Me planting at PERA community garden
The previous weekend was pretty miserable here in Auckland. However a short break in the wind and rain on Sunday provided a moment to plant a small crop of taro kindly donated by our neighbour, at the community garden. Now that we are eating more ancestral foods, taro is regularly on our menu. Taro is fairly affordable and readily available where we live, but the leaves are a bit pricey so we decided to grow our own.
In the New Zealand climate generally the corm does not grow to a size that is suitable for eating however the leaves can be harvested and eaten. Taro leaves must be cooked for a long time, if you haven’t cooked them long enough you will experience an itchy burning sensation in your throat which Tongans call fifisi (literally spicy) from the calcium oxalate crystals.
Here is one way we eat taro and taro leaves, it is based on Vanuatu’s national dish lap lap, which we first read about in Robert Oliver’s cookbook Me’a Kai.
Grated taro and plantain with taro leaves, spinach and mullet
A grated cake of starchy carbohydrate (one or a combination of plantain, taro, or cassava), leafy greens, meat or seafood and coconut cream is baked wrapped in lap lap leaves (banana leaves in our case).
The next taro dish we will try is poi, a Hawaiian dish of fermented mashed taro, that covers both our love of ancestral and fermented foods.
I made some produce bags from an old mosquito net
Re-evaluating our understanding of sustainability has coincided with a financially difficult period that has forced us to rethink our weekly meals. Our meals now feature less meat – only beef mince and free range chicken which the butchery at Pak n Save puts into containers we provide. We are yet to do a complete zero waste grocery shop but we are getting closer to our goal, finding alternatives each time.
To see where we could eliminate packaging I typed up a weekly meal planner which clearly lays out the ingredients and utilises our garden produce. The planner may seem a little overboard, but as societies’ consumption norms are often stacked against sustainability, a planner has become a vital tool to help us work towards cutting out packaging completely. We also learnt that leaving a ‘free day’ often leads to eating out or impulse shopping choices that inflate the food budget and/or lead to extra waste. We will eat this menu until we feel the need for a change, adapting with seasonal availability and when we tire of certain components.
Homemade fermented tomato sauce
Apple Cider Vinegar
Olive Oil (Our favourite is the Palestinian olive oil from Trade Aid)
If you decide to attempt a zero waste home your kitchen is a good place to start. I suggest going through a week’s worth of rubbish to see what forms the bulk of it, which is often food packaging.
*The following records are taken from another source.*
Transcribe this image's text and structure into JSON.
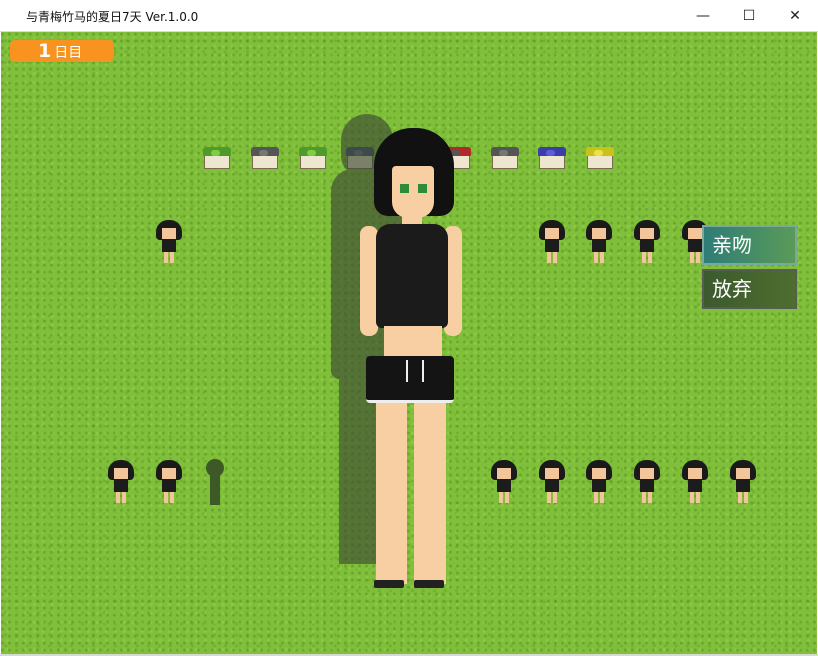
{
  "window": {
    "title": "与青梅竹马的夏日7天 Ver.1.0.0",
    "minimize_glyph": "—",
    "maximize_glyph": "☐",
    "close_glyph": "✕"
  },
  "hud": {
    "day_number": "1",
    "day_label": "日目"
  },
  "choices": {
    "kiss": "亲吻",
    "give_up": "放弃"
  },
  "bentos": [
    {
      "lid_color": "#4f9a2a",
      "dot_color": "#7bd145"
    },
    {
      "lid_color": "#555555",
      "dot_color": "#777777"
    },
    {
      "lid_color": "#4f9a2a",
      "dot_color": "#7bd145"
    },
    {
      "lid_color": "#3d4b70",
      "dot_color": "#5f6e99"
    },
    {
      "lid_color": "#b02a2a",
      "dot_color": "#555555"
    },
    {
      "lid_color": "#555555",
      "dot_color": "#777777"
    },
    {
      "lid_color": "#3b3da8",
      "dot_color": "#5860d8"
    },
    {
      "lid_color": "#c9c21a",
      "dot_color": "#eee04a"
    }
  ]
}
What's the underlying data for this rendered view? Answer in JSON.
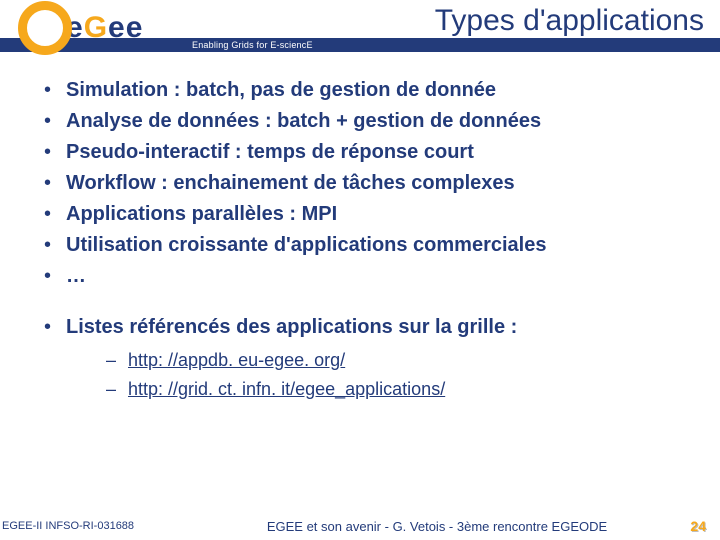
{
  "header": {
    "logo_letters": [
      "e",
      "G",
      "e",
      "e"
    ],
    "title": "Types d'applications",
    "tagline": "Enabling Grids for E-sciencE"
  },
  "bullets": {
    "group1": [
      "Simulation : batch, pas de gestion de donnée",
      "Analyse de données : batch + gestion de données",
      "Pseudo-interactif : temps de réponse court",
      "Workflow : enchainement de tâches complexes",
      "Applications parallèles : MPI",
      "Utilisation croissante d'applications commerciales",
      "…"
    ],
    "group2_intro": "Listes référencés des applications sur la grille :",
    "group2_links": [
      "http: //appdb. eu-egee. org/",
      "http: //grid. ct. infn. it/egee_applications/"
    ]
  },
  "footer": {
    "left": "EGEE-II INFSO-RI-031688",
    "mid": "EGEE et son avenir - G. Vetois - 3ème rencontre EGEODE",
    "page": "24"
  }
}
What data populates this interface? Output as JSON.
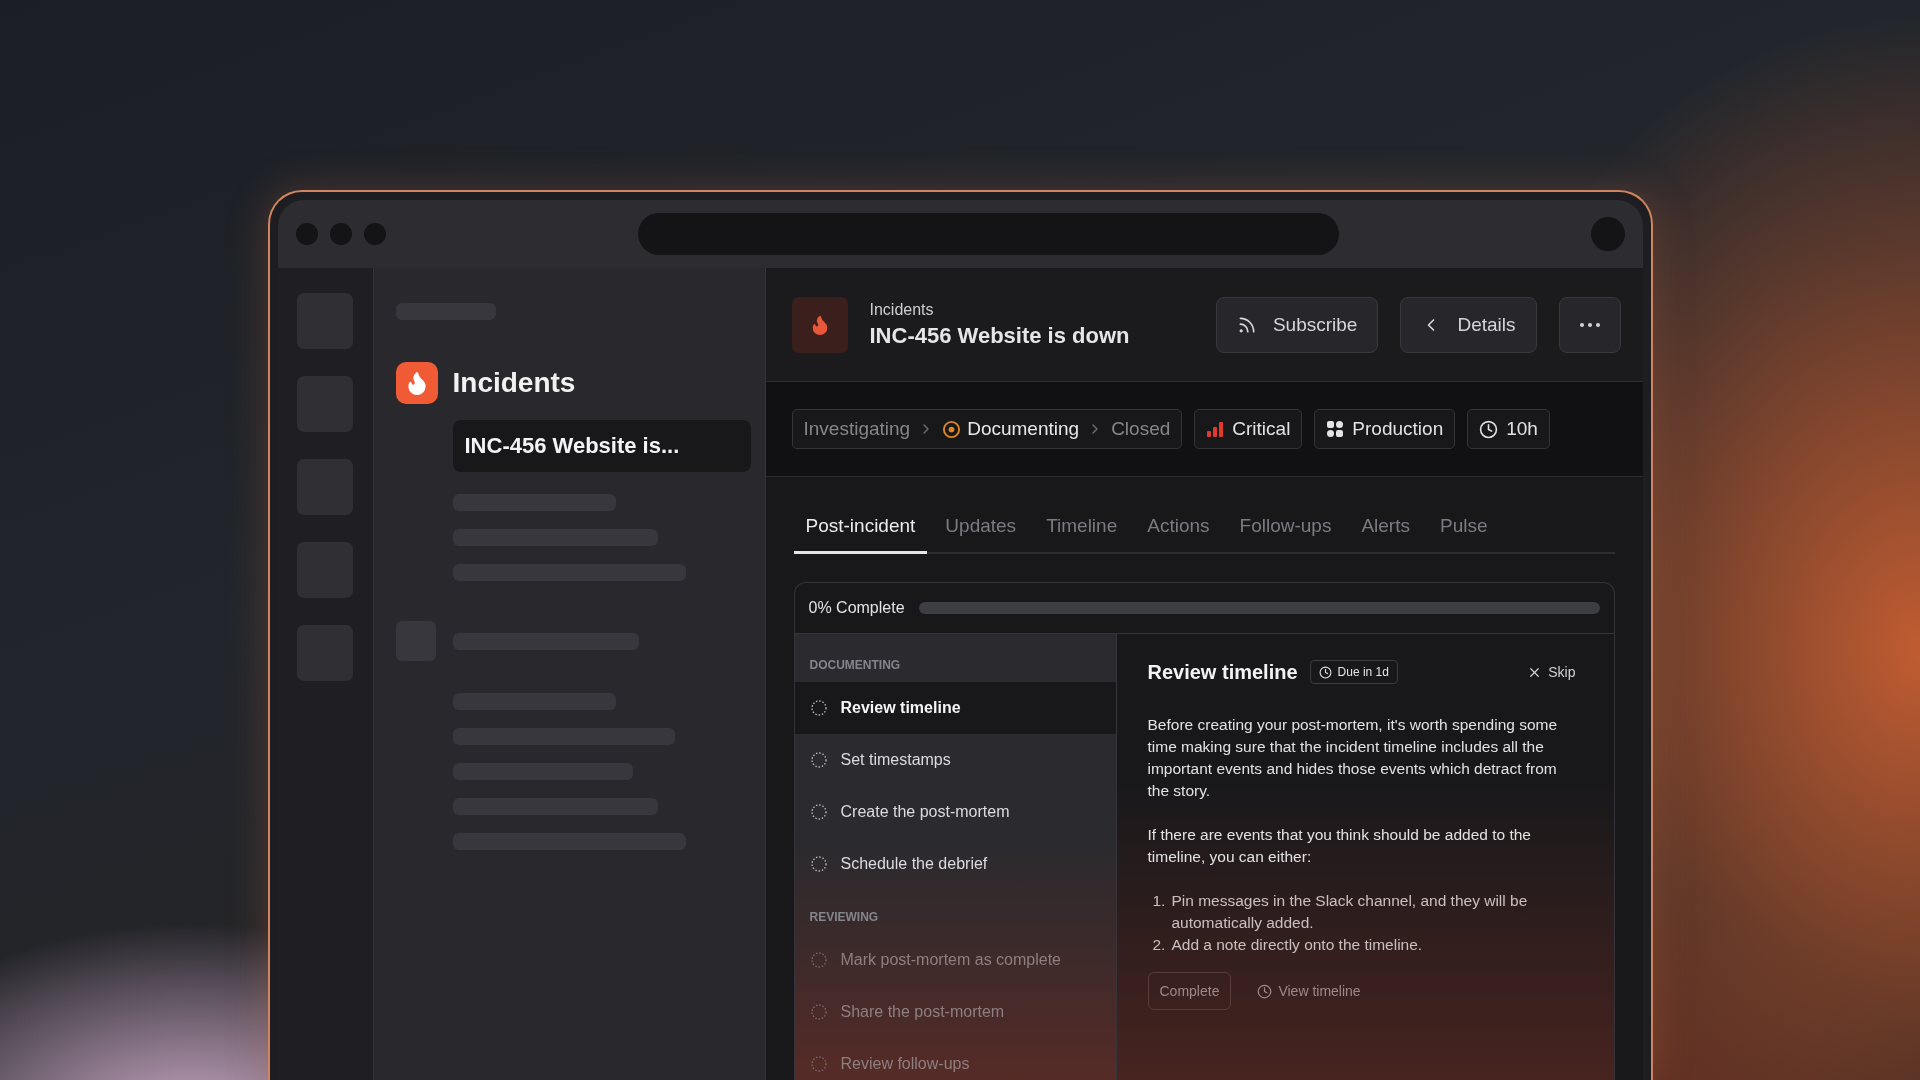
{
  "sidebar": {
    "title": "Incidents",
    "items": [
      {
        "label": "INC-456 Website is...",
        "selected": true
      }
    ]
  },
  "header": {
    "breadcrumb": "Incidents",
    "title": "INC-456 Website is down",
    "buttons": [
      {
        "kind": "subscribe",
        "label": "Subscribe"
      },
      {
        "kind": "details",
        "label": "Details"
      },
      {
        "kind": "more"
      }
    ]
  },
  "status": {
    "stages": [
      {
        "label": "Investigating",
        "selected": false
      },
      {
        "label": "Documenting",
        "selected": true
      },
      {
        "label": "Closed",
        "selected": false
      }
    ],
    "severity": "Critical",
    "environment": "Production",
    "duration": "10h"
  },
  "tabs": [
    {
      "label": "Post-incident",
      "selected": true
    },
    {
      "label": "Updates",
      "selected": false
    },
    {
      "label": "Timeline",
      "selected": false
    },
    {
      "label": "Actions",
      "selected": false
    },
    {
      "label": "Follow-ups",
      "selected": false
    },
    {
      "label": "Alerts",
      "selected": false
    },
    {
      "label": "Pulse",
      "selected": false
    }
  ],
  "progress": {
    "label": "0% Complete",
    "level": 0
  },
  "checklist": [
    {
      "title": "DOCUMENTING",
      "items": [
        {
          "label": "Review timeline",
          "selected": true
        },
        {
          "label": "Set timestamps",
          "selected": false
        },
        {
          "label": "Create the post-mortem",
          "selected": false
        },
        {
          "label": "Schedule the debrief",
          "selected": false
        }
      ]
    },
    {
      "title": "REVIEWING",
      "items": [
        {
          "label": "Mark post-mortem as complete",
          "selected": false
        },
        {
          "label": "Share the post-mortem",
          "selected": false
        },
        {
          "label": "Review follow-ups",
          "selected": false
        }
      ]
    }
  ],
  "detail": {
    "title": "Review timeline",
    "due": "Due in 1d",
    "skip": "Skip",
    "paragraphs": [
      "Before creating your post-mortem, it's worth spending some time making sure that the incident timeline includes all the important events and hides those events which detract from the story.",
      "If there are events that you think should be added to the timeline, you can either:"
    ],
    "steps": [
      {
        "number": "1.",
        "text": "Pin messages in the Slack channel, and they will be automatically added."
      },
      {
        "number": "2.",
        "text": "Add a note directly onto the timeline."
      }
    ],
    "actions": [
      {
        "kind": "button",
        "label": "Complete"
      },
      {
        "kind": "link",
        "label": "View timeline"
      }
    ]
  }
}
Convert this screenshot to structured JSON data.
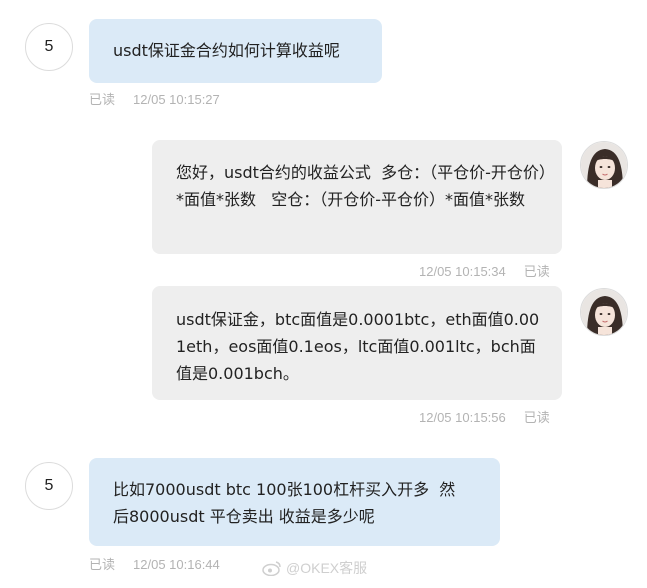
{
  "messages": [
    {
      "avatar_label": "5",
      "text": "usdt保证金合约如何计算收益呢",
      "read_status": "已读",
      "time": "12/05 10:15:27"
    },
    {
      "text": "您好，usdt合约的收益公式  多仓：（平仓价-开仓价）*面值*张数   空仓：（开仓价-平仓价）*面值*张数",
      "time": "12/05 10:15:34",
      "read_status": "已读"
    },
    {
      "text": "usdt保证金，btc面值是0.0001btc，eth面值0.001eth，eos面值0.1eos，ltc面值0.001ltc，bch面值是0.001bch。",
      "time": "12/05 10:15:56",
      "read_status": "已读"
    },
    {
      "avatar_label": "5",
      "text": "比如7000usdt btc 100张100杠杆买入开多  然后8000usdt 平仓卖出 收益是多少呢",
      "read_status": "已读",
      "time": "12/05 10:16:44"
    }
  ],
  "watermark": "@OKEX客服"
}
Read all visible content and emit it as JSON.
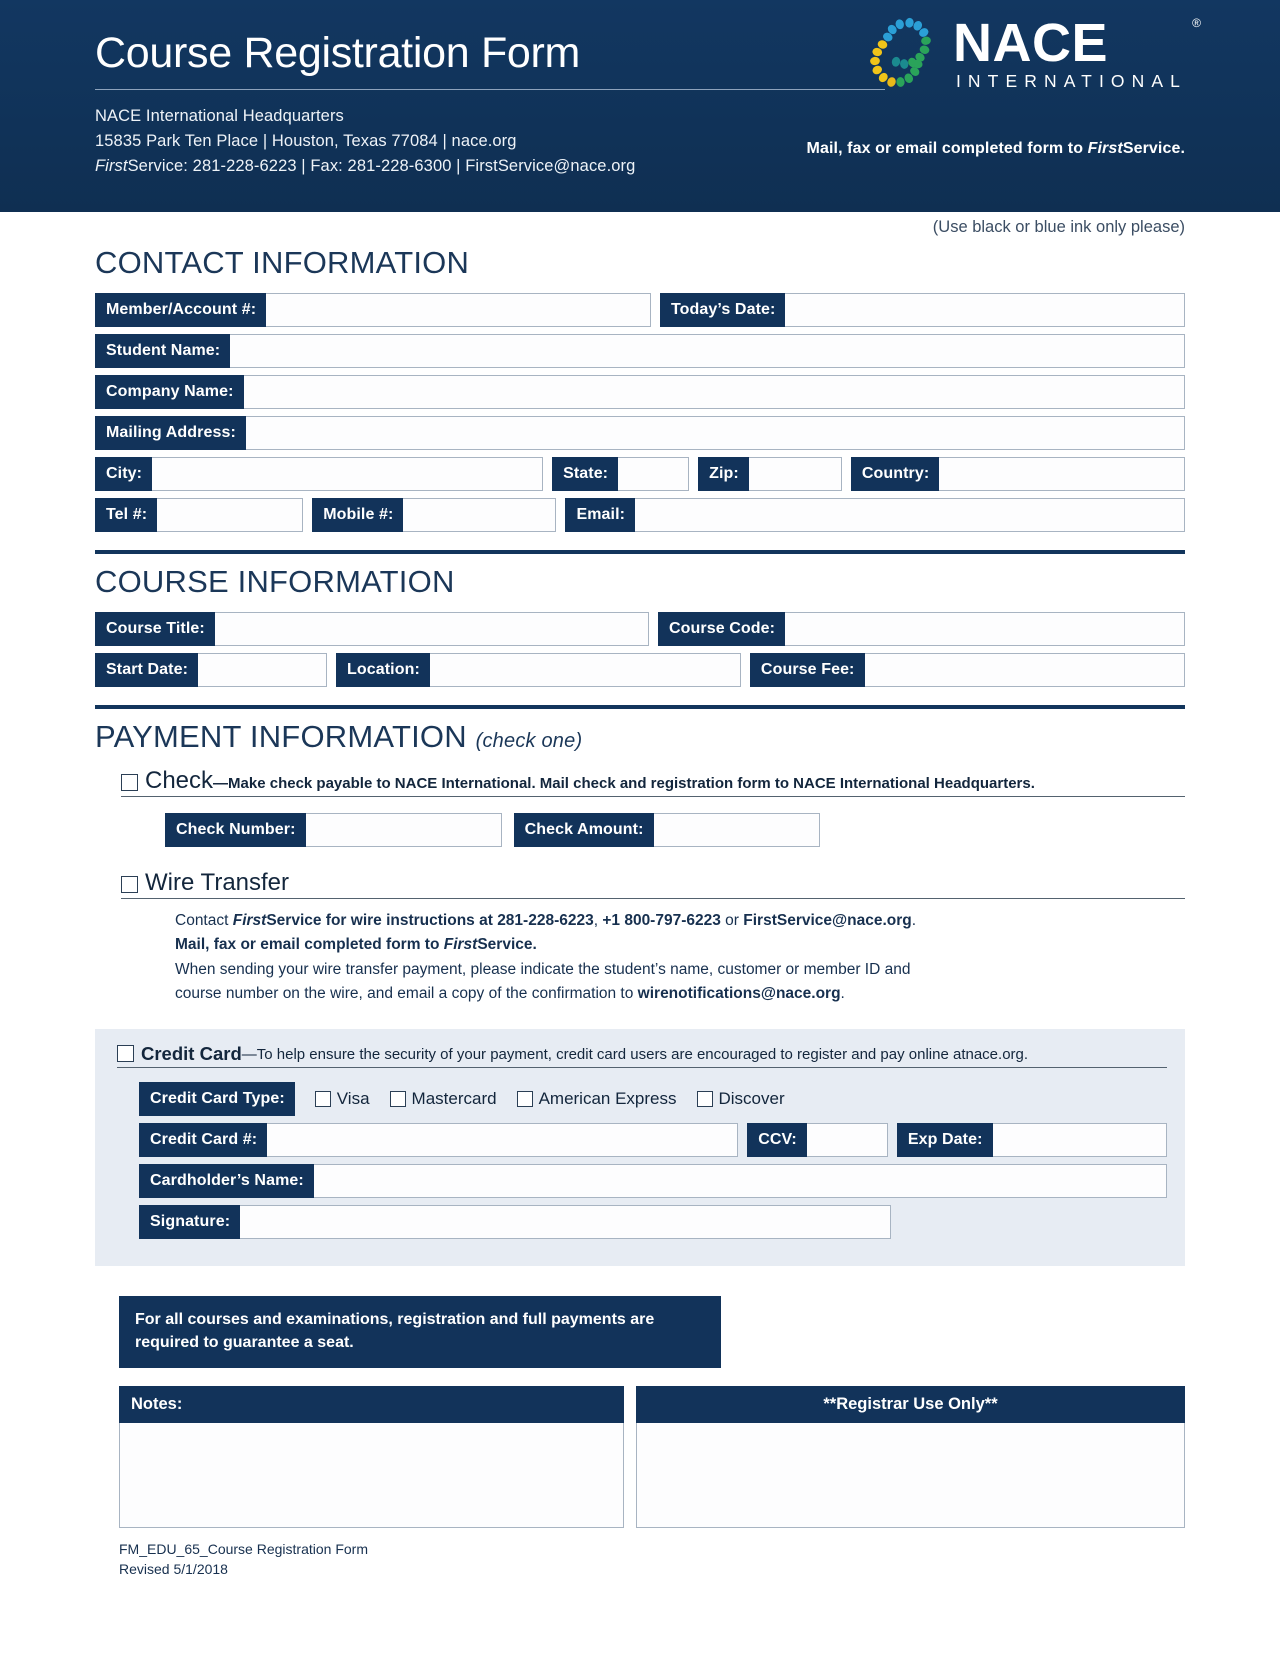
{
  "header": {
    "title": "Course Registration Form",
    "org_name": "NACE International Headquarters",
    "address_line": "15835 Park Ten Place | Houston, Texas 77084 | nace.org",
    "contact_prefix_italic": "First",
    "contact_line": "Service: 281-228-6223 | Fax: 281-228-6300 | FirstService@nace.org",
    "mail_note_pre": "Mail, fax or email completed form to ",
    "mail_note_italic": "First",
    "mail_note_post": "Service.",
    "logo": {
      "wordmark": "NACE",
      "registered": "®",
      "subtitle": "INTERNATIONAL",
      "colors": {
        "blue": "#2b9fd6",
        "green": "#2aa35a",
        "yellow": "#f0c419",
        "teal": "#1b8a8f"
      }
    }
  },
  "ink_note": "(Use black or blue ink only please)",
  "contact": {
    "heading": "CONTACT INFORMATION",
    "labels": {
      "member": "Member/Account #:",
      "today": "Today’s Date:",
      "student": "Student Name:",
      "company": "Company Name:",
      "mailing": "Mailing Address:",
      "city": "City:",
      "state": "State:",
      "zip": "Zip:",
      "country": "Country:",
      "tel": "Tel #:",
      "mobile": "Mobile #:",
      "email": "Email:"
    },
    "values": {
      "member": "",
      "today": "",
      "student": "",
      "company": "",
      "mailing": "",
      "city": "",
      "state": "",
      "zip": "",
      "country": "",
      "tel": "",
      "mobile": "",
      "email": ""
    }
  },
  "course": {
    "heading": "COURSE INFORMATION",
    "labels": {
      "title": "Course Title:",
      "code": "Course Code:",
      "start": "Start Date:",
      "location": "Location:",
      "fee": "Course Fee:"
    },
    "values": {
      "title": "",
      "code": "",
      "start": "",
      "location": "",
      "fee": ""
    }
  },
  "payment": {
    "heading": "PAYMENT INFORMATION",
    "heading_sub": "(check one)",
    "check": {
      "option_label": "Check",
      "dash": "—",
      "description": "Make check payable to NACE International. Mail check and registration form to NACE International Headquarters.",
      "number_label": "Check Number:",
      "amount_label": "Check Amount:",
      "number_value": "",
      "amount_value": ""
    },
    "wire": {
      "option_label": "Wire Transfer",
      "line1_a": "Contact ",
      "line1_italic": "First",
      "line1_b": "Service for wire instructions at ",
      "line1_phone1": "281-228-6223",
      "line1_c": ", ",
      "line1_phone2": "+1 800-797-6223",
      "line1_d": " or ",
      "line1_email": "FirstService@nace.org",
      "line1_e": ".",
      "line2_a": "Mail, fax or email completed form to ",
      "line2_italic": "First",
      "line2_b": "Service.",
      "line3": "When sending your wire transfer payment, please indicate the student’s name, customer or member ID and",
      "line4_a": "course number on the wire, and email a copy of the confirmation to ",
      "line4_email": "wirenotifications@nace.org",
      "line4_b": "."
    },
    "credit": {
      "option_label": "Credit Card",
      "dash": "—",
      "description_a": "To help ensure the security of your payment, credit card users are encouraged to register and pay online at ",
      "description_site": "nace.org",
      "description_b": ".",
      "type_label": "Credit Card Type:",
      "types": [
        "Visa",
        "Mastercard",
        "American Express",
        "Discover"
      ],
      "number_label": "Credit Card #:",
      "ccv_label": "CCV:",
      "exp_label": "Exp Date:",
      "holder_label": "Cardholder’s Name:",
      "signature_label": "Signature:",
      "number_value": "",
      "ccv_value": "",
      "exp_value": "",
      "holder_value": "",
      "signature_value": ""
    }
  },
  "notice": "For all courses and examinations, registration and full payments are required to guarantee a seat.",
  "notes": {
    "heading": "Notes:",
    "value": ""
  },
  "registrar": {
    "heading": "**Registrar Use Only**",
    "value": ""
  },
  "footer": {
    "form_id": "FM_EDU_65_Course Registration Form",
    "revised": "Revised 5/1/2018"
  }
}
Items like rice, pasta and flour can easily be bought in bulk with re-usable bags and stored in glass jars that you have saved. Reducing your waste by finding a non packaged alternative not only benefits the environment but has a flow on effect to other areas of your life such as good health and reducing your living costs.
To quote Valter, one of the catadores from the movie Waste Land “99 is not 100” – one less piece of packaging does count.
*My partner has IBS so our meals are FODMAP friendly .